Page and application data records:
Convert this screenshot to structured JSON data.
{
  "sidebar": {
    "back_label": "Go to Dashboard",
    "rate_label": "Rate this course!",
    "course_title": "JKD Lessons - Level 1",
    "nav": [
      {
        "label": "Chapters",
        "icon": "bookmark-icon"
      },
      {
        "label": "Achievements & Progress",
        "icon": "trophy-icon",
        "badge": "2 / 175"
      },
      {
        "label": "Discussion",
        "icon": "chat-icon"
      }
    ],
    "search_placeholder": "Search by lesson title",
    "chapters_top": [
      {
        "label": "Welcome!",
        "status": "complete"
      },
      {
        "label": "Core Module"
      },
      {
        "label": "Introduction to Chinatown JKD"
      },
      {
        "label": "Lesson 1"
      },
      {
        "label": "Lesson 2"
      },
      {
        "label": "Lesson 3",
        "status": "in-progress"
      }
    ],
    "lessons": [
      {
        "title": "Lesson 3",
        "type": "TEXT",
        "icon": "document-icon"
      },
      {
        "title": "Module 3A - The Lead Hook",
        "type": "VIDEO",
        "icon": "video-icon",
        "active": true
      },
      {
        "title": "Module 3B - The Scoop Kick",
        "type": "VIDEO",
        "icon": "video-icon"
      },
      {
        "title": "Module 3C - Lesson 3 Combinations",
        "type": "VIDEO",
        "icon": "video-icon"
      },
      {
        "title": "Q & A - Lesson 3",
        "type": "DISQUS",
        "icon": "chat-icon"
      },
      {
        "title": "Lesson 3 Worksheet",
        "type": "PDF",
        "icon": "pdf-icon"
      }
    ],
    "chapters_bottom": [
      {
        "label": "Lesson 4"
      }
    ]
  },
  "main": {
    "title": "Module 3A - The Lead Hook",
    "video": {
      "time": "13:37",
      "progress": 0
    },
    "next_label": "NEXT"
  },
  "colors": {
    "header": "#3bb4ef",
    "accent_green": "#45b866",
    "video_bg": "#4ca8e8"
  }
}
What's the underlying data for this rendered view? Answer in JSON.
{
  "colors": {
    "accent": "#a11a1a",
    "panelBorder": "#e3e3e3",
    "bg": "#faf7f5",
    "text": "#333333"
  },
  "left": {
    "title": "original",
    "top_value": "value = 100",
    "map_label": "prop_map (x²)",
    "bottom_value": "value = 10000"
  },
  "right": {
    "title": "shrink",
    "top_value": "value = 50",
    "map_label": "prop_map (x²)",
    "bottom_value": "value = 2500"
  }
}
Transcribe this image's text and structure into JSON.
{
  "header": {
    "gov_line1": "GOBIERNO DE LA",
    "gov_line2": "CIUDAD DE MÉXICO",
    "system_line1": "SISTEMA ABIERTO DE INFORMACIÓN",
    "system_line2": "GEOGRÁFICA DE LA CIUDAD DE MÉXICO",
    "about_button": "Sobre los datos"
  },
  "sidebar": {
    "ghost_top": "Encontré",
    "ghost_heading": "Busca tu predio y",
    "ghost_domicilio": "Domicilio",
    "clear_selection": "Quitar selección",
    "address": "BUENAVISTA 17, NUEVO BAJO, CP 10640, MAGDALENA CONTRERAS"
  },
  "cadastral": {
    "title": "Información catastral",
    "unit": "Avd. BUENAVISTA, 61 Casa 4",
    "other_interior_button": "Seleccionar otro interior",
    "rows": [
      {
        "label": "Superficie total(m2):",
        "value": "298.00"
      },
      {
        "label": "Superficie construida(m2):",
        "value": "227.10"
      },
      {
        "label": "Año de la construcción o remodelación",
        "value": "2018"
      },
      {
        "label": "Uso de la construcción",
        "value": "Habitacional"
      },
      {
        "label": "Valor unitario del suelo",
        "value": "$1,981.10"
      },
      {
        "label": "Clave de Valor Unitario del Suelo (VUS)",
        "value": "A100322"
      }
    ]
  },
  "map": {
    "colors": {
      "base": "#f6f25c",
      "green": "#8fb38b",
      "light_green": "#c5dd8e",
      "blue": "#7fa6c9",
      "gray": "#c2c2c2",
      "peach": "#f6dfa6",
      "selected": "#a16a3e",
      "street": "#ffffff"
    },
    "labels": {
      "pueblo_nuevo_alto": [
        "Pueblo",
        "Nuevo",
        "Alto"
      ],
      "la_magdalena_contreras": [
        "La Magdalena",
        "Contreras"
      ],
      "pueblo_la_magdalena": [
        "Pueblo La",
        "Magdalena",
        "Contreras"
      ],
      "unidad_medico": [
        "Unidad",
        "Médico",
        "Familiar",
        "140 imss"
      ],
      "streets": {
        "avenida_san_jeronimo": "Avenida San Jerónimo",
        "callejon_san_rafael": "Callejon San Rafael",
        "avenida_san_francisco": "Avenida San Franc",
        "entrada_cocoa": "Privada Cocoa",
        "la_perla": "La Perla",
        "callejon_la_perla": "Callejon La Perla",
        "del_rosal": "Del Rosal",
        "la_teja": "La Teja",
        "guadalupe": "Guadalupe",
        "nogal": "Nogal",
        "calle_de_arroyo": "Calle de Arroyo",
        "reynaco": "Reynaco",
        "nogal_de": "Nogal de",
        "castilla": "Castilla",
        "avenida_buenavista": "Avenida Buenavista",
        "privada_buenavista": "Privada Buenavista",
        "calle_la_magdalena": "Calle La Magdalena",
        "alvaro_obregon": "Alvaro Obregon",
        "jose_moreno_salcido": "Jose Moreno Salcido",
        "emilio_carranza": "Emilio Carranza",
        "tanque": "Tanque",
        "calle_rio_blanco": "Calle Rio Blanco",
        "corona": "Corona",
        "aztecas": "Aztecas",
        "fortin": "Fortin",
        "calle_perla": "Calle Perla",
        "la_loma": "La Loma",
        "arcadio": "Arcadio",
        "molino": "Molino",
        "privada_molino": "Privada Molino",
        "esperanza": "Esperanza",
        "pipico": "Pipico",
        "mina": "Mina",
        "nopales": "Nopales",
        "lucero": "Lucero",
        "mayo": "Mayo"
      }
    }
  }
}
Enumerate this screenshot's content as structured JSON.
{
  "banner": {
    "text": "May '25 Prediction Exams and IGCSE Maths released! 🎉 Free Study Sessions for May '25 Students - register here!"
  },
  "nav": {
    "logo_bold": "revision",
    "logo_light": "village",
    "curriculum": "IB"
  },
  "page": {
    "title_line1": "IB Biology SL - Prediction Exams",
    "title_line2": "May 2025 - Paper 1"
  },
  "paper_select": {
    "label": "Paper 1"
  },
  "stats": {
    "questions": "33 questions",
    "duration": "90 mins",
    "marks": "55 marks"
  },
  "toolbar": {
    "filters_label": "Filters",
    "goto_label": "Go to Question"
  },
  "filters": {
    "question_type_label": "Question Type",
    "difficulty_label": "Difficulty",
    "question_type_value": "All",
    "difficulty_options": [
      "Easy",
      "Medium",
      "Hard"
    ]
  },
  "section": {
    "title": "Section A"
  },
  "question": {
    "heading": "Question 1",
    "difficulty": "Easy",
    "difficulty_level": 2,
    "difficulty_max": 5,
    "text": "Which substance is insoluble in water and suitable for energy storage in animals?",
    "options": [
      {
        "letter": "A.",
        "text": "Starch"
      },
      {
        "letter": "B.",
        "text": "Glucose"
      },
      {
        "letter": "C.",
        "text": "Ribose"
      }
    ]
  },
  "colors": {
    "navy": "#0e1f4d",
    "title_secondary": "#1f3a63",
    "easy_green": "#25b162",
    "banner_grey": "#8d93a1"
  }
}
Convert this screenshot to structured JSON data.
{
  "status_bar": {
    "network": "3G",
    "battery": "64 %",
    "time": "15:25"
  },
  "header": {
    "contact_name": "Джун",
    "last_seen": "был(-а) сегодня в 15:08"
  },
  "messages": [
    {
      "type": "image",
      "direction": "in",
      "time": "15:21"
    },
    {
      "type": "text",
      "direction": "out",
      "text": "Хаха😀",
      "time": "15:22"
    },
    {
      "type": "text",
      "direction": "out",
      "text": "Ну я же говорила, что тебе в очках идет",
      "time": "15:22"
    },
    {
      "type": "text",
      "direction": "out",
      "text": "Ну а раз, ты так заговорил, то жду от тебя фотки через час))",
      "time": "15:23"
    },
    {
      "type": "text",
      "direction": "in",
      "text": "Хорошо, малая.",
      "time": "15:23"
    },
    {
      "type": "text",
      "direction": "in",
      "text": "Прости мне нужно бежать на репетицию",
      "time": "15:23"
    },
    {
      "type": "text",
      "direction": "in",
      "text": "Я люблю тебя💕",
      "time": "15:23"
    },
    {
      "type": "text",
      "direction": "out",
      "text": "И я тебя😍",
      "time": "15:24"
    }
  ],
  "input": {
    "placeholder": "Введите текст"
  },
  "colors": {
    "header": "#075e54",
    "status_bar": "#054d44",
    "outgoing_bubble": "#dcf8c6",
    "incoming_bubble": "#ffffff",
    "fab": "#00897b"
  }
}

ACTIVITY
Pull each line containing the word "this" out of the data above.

YOUR RESPONSE
Convert this screenshot to structured JSON data.
    "rate_label": "Rate this course!",
What's the underlying data for this rendered view? Answer in JSON.
Transcribe this image's text and structure into JSON.
Enumerate this screenshot's content as structured JSON.
Convert this screenshot to structured JSON data.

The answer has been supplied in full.